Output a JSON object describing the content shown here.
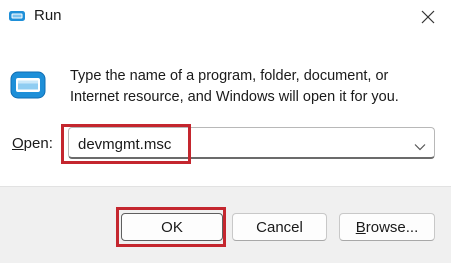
{
  "window": {
    "title": "Run",
    "icons": {
      "app": "run-app-icon",
      "close": "close-icon",
      "dialog": "run-dialog-icon",
      "dropdown": "chevron-down-icon"
    }
  },
  "body": {
    "description": "Type the name of a program, folder, document, or Internet resource, and Windows will open it for you.",
    "open_label_mnemonic": "O",
    "open_label_rest": "pen:",
    "open_value": "devmgmt.msc"
  },
  "buttons": {
    "ok": "OK",
    "cancel": "Cancel",
    "browse_mnemonic": "B",
    "browse_rest": "rowse..."
  },
  "colors": {
    "highlight": "#c4262e",
    "footer_bg": "#f0f0f0",
    "icon_blue": "#1e8fd8"
  }
}
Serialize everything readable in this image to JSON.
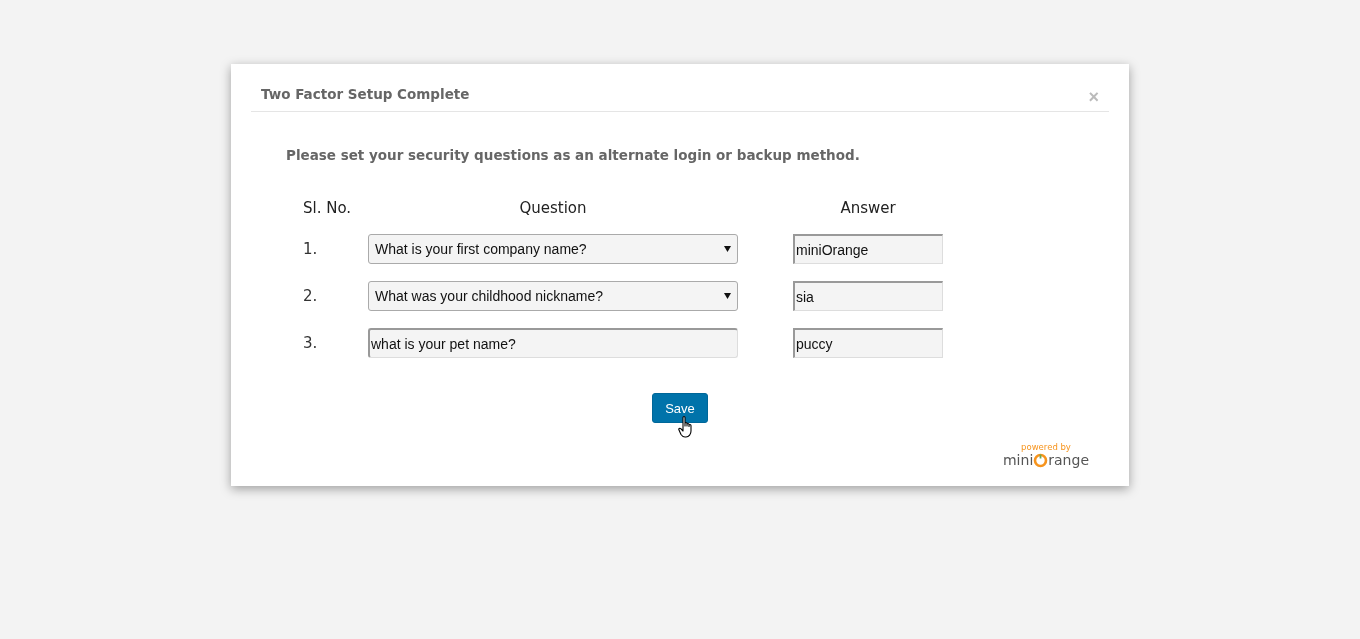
{
  "dialog": {
    "title": "Two Factor Setup Complete",
    "close": "×"
  },
  "intro": "Please set your security questions as an alternate login or backup method.",
  "columns": [
    "Sl. No.",
    "Question",
    "Answer"
  ],
  "rows": [
    {
      "number": "1.",
      "kind": "select",
      "question": "What is your first company name?",
      "answer": "miniOrange"
    },
    {
      "number": "2.",
      "kind": "select",
      "question": "What was your childhood nickname?",
      "answer": "sia"
    },
    {
      "number": "3.",
      "kind": "text",
      "question": "what is your pet name?",
      "answer": "puccy"
    }
  ],
  "save_button": "Save",
  "branding": {
    "powered_by": "powered by",
    "name_start": "mini",
    "name_end": "range"
  }
}
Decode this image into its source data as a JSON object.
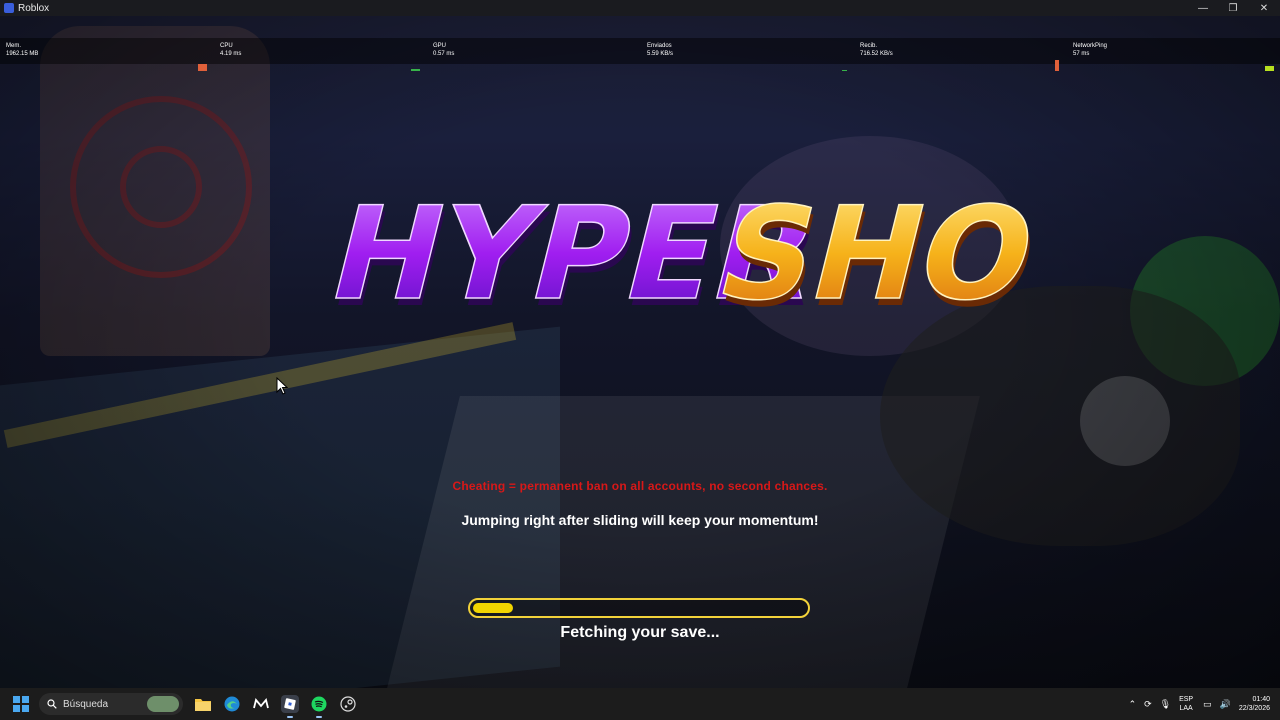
{
  "window": {
    "title": "Roblox",
    "minimize_glyph": "—",
    "maximize_glyph": "❐",
    "close_glyph": "✕"
  },
  "stats": [
    {
      "label": "Mem.",
      "value": "1962.15 MB",
      "color": "#ffffff"
    },
    {
      "label": "CPU",
      "value": "4.19 ms",
      "color": "#e0603a"
    },
    {
      "label": "GPU",
      "value": "0.57 ms",
      "color": "#37b34a"
    },
    {
      "label": "Enviados",
      "value": "5.59 KB/s",
      "color": "#ffffff"
    },
    {
      "label": "Recib.",
      "value": "716.52 KB/s",
      "color": "#37b34a"
    },
    {
      "label": "NetworkPing",
      "value": "57 ms",
      "color": "#e0603a"
    }
  ],
  "logo": {
    "part1": "HYPER",
    "part2": "SHOT"
  },
  "warning_text": "Cheating = permanent ban on all accounts, no second chances.",
  "tip_text": "Jumping right after sliding will keep your momentum!",
  "loading": {
    "progress": 0.12,
    "status": "Fetching your save..."
  },
  "taskbar": {
    "search_placeholder": "Búsqueda",
    "apps": [
      "file-explorer-icon",
      "edge-icon",
      "epic-icon",
      "roblox-icon",
      "spotify-icon",
      "steam-icon"
    ],
    "tray": {
      "lang_top": "ESP",
      "lang_bottom": "LAA",
      "time": "01:40",
      "date": "22/3/2026"
    }
  },
  "colors": {
    "warning": "#d81818",
    "progress": "#f2d500",
    "logo_purple": "#b020f0",
    "logo_orange": "#f6a814"
  }
}
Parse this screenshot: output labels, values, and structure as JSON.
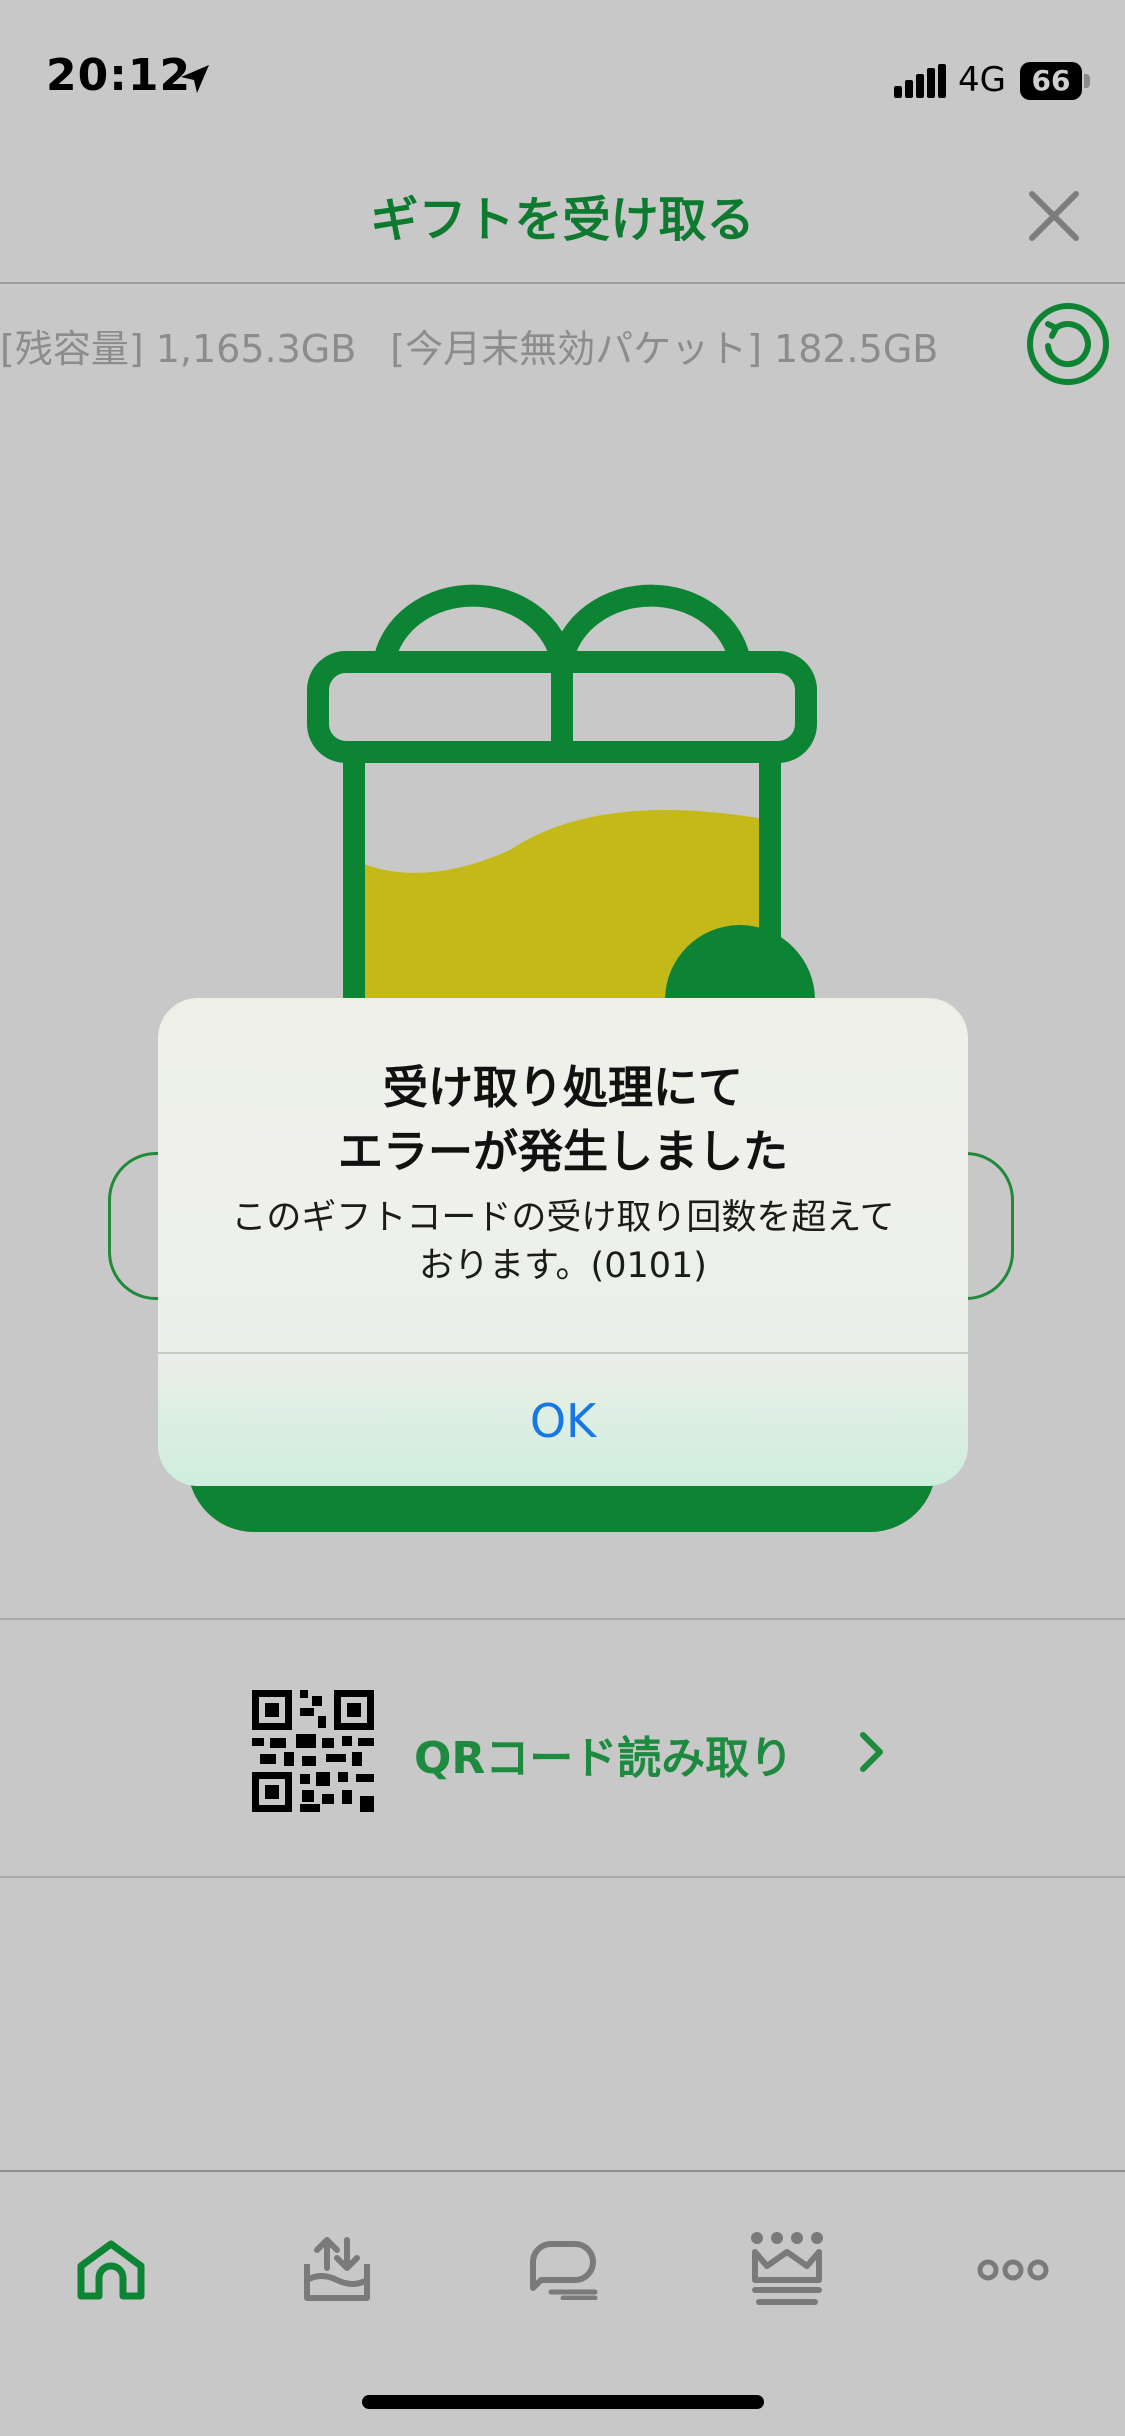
{
  "status_bar": {
    "time": "20:12",
    "network": "4G",
    "battery": "66"
  },
  "header": {
    "title": "ギフトを受け取る"
  },
  "capacity": {
    "remaining": "[残容量] 1,165.3GB",
    "expiring": "[今月末無効パケット] 182.5GB"
  },
  "qr": {
    "label": "QRコード読み取り"
  },
  "alert": {
    "title_line1": "受け取り処理にて",
    "title_line2": "エラーが発生しました",
    "message_line1": "このギフトコードの受け取り回数を超えて",
    "message_line2": "おります。(0101)",
    "ok_label": "OK"
  },
  "colors": {
    "brand_green": "#0d7a30",
    "alert_link": "#1677e5",
    "gift_fill": "#c5b919"
  },
  "tabs": [
    {
      "icon": "home-icon",
      "active": true
    },
    {
      "icon": "share-data-icon",
      "active": false
    },
    {
      "icon": "chat-icon",
      "active": false
    },
    {
      "icon": "crown-icon",
      "active": false
    },
    {
      "icon": "more-icon",
      "active": false
    }
  ]
}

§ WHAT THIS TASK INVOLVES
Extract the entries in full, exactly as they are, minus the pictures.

§ EXERCISE ANSWER
Output a JSON object describing the content shown here.
{
  "window": {
    "title": "Run",
    "icons": {
      "app": "run-app-icon",
      "close": "close-icon",
      "dialog": "run-dialog-icon",
      "dropdown": "chevron-down-icon"
    }
  },
  "body": {
    "description": "Type the name of a program, folder, document, or Internet resource, and Windows will open it for you.",
    "open_label_mnemonic": "O",
    "open_label_rest": "pen:",
    "open_value": "devmgmt.msc"
  },
  "buttons": {
    "ok": "OK",
    "cancel": "Cancel",
    "browse_mnemonic": "B",
    "browse_rest": "rowse..."
  },
  "colors": {
    "highlight": "#c4262e",
    "footer_bg": "#f0f0f0",
    "icon_blue": "#1e8fd8"
  }
}
Serialize everything readable in this image to JSON.
{
  "dialog": {
    "title": "Two Factor Setup Complete",
    "close": "×"
  },
  "intro": "Please set your security questions as an alternate login or backup method.",
  "columns": [
    "Sl. No.",
    "Question",
    "Answer"
  ],
  "rows": [
    {
      "number": "1.",
      "kind": "select",
      "question": "What is your first company name?",
      "answer": "miniOrange"
    },
    {
      "number": "2.",
      "kind": "select",
      "question": "What was your childhood nickname?",
      "answer": "sia"
    },
    {
      "number": "3.",
      "kind": "text",
      "question": "what is your pet name?",
      "answer": "puccy"
    }
  ],
  "save_button": "Save",
  "branding": {
    "powered_by": "powered by",
    "name_start": "mini",
    "name_end": "range"
  }
}
Decode this image into its source data as a JSON object.
{
  "window": {
    "title": "Roblox",
    "minimize_glyph": "—",
    "maximize_glyph": "❐",
    "close_glyph": "✕"
  },
  "stats": [
    {
      "label": "Mem.",
      "value": "1962.15 MB",
      "color": "#ffffff"
    },
    {
      "label": "CPU",
      "value": "4.19 ms",
      "color": "#e0603a"
    },
    {
      "label": "GPU",
      "value": "0.57 ms",
      "color": "#37b34a"
    },
    {
      "label": "Enviados",
      "value": "5.59 KB/s",
      "color": "#ffffff"
    },
    {
      "label": "Recib.",
      "value": "716.52 KB/s",
      "color": "#37b34a"
    },
    {
      "label": "NetworkPing",
      "value": "57 ms",
      "color": "#e0603a"
    }
  ],
  "logo": {
    "part1": "HYPER",
    "part2": "SHOT"
  },
  "warning_text": "Cheating = permanent ban on all accounts, no second chances.",
  "tip_text": "Jumping right after sliding will keep your momentum!",
  "loading": {
    "progress": 0.12,
    "status": "Fetching your save..."
  },
  "taskbar": {
    "search_placeholder": "Búsqueda",
    "apps": [
      "file-explorer-icon",
      "edge-icon",
      "epic-icon",
      "roblox-icon",
      "spotify-icon",
      "steam-icon"
    ],
    "tray": {
      "lang_top": "ESP",
      "lang_bottom": "LAA",
      "time": "01:40",
      "date": "22/3/2026"
    }
  },
  "colors": {
    "warning": "#d81818",
    "progress": "#f2d500",
    "logo_purple": "#b020f0",
    "logo_orange": "#f6a814"
  }
}
Parse this screenshot: output labels, values, and structure as JSON.
{
  "status_bar": {
    "time": "20:12",
    "network": "4G",
    "battery": "66"
  },
  "header": {
    "title": "ギフトを受け取る"
  },
  "capacity": {
    "remaining": "[残容量] 1,165.3GB",
    "expiring": "[今月末無効パケット] 182.5GB"
  },
  "qr": {
    "label": "QRコード読み取り"
  },
  "alert": {
    "title_line1": "受け取り処理にて",
    "title_line2": "エラーが発生しました",
    "message_line1": "このギフトコードの受け取り回数を超えて",
    "message_line2": "おります。(0101)",
    "ok_label": "OK"
  },
  "colors": {
    "brand_green": "#0d7a30",
    "alert_link": "#1677e5",
    "gift_fill": "#c5b919"
  },
  "tabs": [
    {
      "icon": "home-icon",
      "active": true
    },
    {
      "icon": "share-data-icon",
      "active": false
    },
    {
      "icon": "chat-icon",
      "active": false
    },
    {
      "icon": "crown-icon",
      "active": false
    },
    {
      "icon": "more-icon",
      "active": false
    }
  ]
}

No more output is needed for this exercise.